Obtaining an understanding of the entity and its environment is an essential aspect of performing an audit in accordance with Nepal Standard on Auditing. In particular, that understanding establishes a frame of reference within which the auditor plans the audit and exercises professional judgment about assessing risks of material misstatement of the financial statements and responding to those risks throughout the audit, for example when:
Establishing materiality and evaluating whether the judgment about materiality remains appropriate as the audit progresses;
Considering the appropriateness of the selection and application of accounting policies, and the adequacy of financial statement disclosures;
Identifying areas where special audit consideration may be necessary, for example, related party transactions, the appropriateness of management‟s use of the going concern assumption, or considering the business purpose of transactions;
Developing expectations for use when performing analytical procedures;
Designing and performing further audit procedures to reduce audit risk to an acceptably low level; and
Evaluating the sufficiency and appropriateness of audit evidence obtained, such as the appropriateness of assumptions and of management‟s oral and written representations.
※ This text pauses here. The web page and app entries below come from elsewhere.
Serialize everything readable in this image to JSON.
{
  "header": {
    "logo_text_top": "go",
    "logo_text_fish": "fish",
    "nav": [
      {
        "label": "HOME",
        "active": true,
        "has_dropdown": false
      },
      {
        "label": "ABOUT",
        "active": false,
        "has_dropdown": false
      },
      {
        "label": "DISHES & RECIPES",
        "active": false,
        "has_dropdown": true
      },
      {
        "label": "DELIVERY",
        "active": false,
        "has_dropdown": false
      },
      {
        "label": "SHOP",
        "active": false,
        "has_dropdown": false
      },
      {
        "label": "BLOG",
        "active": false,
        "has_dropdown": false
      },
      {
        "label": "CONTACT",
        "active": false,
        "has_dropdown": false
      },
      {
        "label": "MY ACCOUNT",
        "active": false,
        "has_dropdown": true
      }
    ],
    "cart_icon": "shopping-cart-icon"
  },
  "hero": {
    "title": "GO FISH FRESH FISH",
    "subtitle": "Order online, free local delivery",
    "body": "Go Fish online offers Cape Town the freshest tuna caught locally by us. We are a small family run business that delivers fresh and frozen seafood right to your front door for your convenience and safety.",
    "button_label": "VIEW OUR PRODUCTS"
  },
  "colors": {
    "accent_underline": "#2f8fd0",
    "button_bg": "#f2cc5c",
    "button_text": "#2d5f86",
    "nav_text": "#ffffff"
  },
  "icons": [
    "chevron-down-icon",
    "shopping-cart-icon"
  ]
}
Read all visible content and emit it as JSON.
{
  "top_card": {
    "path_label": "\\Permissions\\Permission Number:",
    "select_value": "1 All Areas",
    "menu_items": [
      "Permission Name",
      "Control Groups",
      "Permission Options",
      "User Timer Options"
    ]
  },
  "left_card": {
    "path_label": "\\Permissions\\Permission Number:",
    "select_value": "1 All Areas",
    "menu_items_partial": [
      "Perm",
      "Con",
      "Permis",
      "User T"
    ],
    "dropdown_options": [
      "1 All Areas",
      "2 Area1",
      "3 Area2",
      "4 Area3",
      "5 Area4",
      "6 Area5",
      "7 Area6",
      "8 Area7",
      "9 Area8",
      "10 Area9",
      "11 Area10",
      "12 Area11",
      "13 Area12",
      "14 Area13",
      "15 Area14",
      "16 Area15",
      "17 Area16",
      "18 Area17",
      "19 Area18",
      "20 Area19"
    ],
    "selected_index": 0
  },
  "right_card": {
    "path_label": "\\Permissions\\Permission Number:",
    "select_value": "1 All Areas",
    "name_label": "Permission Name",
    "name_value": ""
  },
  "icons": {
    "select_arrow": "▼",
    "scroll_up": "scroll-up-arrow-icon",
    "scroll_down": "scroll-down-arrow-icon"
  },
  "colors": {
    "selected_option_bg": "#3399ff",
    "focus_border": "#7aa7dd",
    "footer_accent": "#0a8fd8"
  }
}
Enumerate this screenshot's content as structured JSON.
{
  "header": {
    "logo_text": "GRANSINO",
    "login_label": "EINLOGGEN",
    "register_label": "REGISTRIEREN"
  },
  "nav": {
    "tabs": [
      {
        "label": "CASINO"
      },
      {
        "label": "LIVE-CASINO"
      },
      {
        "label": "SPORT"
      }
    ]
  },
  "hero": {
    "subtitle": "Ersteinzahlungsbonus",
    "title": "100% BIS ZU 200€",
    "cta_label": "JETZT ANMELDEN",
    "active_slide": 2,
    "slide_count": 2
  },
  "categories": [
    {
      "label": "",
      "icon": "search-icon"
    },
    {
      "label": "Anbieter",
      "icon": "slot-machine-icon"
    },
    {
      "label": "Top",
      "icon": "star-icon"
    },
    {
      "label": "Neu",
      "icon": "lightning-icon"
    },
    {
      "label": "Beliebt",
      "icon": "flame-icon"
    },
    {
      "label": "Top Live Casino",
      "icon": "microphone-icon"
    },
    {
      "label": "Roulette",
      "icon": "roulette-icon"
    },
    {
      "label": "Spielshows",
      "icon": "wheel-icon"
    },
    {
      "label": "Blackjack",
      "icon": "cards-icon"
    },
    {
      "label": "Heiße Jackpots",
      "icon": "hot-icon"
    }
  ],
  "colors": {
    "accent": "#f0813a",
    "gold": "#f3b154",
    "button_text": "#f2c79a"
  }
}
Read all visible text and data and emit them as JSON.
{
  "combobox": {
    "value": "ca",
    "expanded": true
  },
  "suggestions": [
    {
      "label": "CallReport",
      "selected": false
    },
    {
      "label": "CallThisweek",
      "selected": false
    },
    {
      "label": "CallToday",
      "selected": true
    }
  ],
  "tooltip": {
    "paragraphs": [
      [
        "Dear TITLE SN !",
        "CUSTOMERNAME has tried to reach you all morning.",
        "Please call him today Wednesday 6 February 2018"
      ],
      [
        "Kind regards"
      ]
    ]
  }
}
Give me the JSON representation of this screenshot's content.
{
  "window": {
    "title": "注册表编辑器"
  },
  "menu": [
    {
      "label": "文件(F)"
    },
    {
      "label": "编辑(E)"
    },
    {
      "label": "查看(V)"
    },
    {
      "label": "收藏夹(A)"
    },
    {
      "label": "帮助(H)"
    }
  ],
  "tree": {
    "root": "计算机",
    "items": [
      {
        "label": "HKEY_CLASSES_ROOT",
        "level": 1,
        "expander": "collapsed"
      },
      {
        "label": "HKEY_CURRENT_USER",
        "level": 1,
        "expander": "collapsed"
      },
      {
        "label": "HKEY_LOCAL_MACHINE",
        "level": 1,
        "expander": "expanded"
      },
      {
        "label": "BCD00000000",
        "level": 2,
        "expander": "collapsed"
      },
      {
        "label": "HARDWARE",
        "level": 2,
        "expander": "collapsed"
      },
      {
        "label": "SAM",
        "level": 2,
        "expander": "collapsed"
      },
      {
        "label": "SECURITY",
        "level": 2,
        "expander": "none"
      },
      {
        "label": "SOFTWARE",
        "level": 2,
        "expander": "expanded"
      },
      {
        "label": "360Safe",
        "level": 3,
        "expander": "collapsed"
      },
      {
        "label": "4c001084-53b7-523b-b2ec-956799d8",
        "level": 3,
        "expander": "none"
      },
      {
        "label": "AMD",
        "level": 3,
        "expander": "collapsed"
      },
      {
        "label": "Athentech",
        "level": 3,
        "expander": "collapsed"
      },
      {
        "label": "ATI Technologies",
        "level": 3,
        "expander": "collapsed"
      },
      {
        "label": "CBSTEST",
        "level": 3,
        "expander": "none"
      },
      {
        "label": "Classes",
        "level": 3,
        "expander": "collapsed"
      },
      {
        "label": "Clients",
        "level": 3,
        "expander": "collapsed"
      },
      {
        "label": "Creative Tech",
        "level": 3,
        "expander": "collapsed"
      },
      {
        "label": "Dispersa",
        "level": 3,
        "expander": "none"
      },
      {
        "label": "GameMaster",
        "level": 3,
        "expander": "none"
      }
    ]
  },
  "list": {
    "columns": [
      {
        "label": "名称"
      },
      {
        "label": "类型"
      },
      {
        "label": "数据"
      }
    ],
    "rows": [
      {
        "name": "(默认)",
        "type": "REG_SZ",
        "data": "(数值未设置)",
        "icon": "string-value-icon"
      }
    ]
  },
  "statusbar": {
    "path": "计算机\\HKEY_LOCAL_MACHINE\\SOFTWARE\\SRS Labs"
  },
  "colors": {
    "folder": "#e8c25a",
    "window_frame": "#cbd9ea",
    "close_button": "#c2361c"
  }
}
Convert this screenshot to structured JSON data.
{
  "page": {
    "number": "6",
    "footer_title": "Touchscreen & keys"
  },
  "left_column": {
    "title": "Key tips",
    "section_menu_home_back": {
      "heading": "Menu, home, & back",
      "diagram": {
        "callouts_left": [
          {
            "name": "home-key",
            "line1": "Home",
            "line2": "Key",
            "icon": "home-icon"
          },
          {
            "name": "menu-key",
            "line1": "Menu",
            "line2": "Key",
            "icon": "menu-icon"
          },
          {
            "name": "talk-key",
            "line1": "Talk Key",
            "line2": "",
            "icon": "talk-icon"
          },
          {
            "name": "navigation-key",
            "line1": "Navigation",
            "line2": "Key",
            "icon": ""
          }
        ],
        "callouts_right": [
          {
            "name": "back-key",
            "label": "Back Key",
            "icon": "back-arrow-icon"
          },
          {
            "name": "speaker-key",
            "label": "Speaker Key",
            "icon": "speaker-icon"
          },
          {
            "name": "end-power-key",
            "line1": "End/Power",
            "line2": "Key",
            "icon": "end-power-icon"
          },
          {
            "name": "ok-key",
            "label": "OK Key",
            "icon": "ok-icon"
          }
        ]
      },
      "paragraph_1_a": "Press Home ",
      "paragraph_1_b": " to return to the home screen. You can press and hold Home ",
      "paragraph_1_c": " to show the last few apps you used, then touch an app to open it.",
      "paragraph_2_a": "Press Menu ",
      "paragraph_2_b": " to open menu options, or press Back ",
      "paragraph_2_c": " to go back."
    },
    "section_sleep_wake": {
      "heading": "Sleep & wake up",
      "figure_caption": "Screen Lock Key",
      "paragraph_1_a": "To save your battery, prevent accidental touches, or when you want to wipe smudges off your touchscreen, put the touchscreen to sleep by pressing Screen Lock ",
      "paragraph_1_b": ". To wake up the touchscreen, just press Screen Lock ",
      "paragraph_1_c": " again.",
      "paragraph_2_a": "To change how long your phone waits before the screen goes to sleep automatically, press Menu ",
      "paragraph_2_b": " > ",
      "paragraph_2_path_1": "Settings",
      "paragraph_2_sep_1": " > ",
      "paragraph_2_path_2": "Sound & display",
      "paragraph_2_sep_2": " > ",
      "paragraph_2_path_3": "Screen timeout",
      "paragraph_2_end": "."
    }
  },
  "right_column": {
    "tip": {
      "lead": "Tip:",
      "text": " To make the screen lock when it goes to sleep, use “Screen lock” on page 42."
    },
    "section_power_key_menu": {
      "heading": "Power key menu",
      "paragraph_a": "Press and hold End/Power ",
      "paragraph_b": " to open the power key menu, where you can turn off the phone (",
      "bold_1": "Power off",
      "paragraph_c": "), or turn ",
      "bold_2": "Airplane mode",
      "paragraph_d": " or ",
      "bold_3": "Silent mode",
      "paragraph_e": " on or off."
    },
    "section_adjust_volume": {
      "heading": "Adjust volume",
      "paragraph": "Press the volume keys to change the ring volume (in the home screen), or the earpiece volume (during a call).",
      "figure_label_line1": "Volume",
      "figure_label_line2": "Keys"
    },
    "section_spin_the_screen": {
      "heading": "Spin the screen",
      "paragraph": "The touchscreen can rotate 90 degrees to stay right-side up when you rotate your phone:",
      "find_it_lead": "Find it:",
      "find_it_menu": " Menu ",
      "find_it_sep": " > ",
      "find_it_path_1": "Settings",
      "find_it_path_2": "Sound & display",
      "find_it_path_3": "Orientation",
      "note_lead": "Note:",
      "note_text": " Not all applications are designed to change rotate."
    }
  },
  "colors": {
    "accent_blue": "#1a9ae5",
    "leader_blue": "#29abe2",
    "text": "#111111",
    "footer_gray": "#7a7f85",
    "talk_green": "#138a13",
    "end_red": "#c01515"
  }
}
The auditor uses professional judgment to determine the extent of the understanding required of the entity and its environment, including its internal control. The auditor‟s primary consideration is whether the understanding that has been obtained is sufficient to assess the risks of material misstatement of the financial statements and to design and perform further audit procedures. The depth of the overall understanding that is required by the auditor in performing the audit is less than that possessed by management in managing the entity.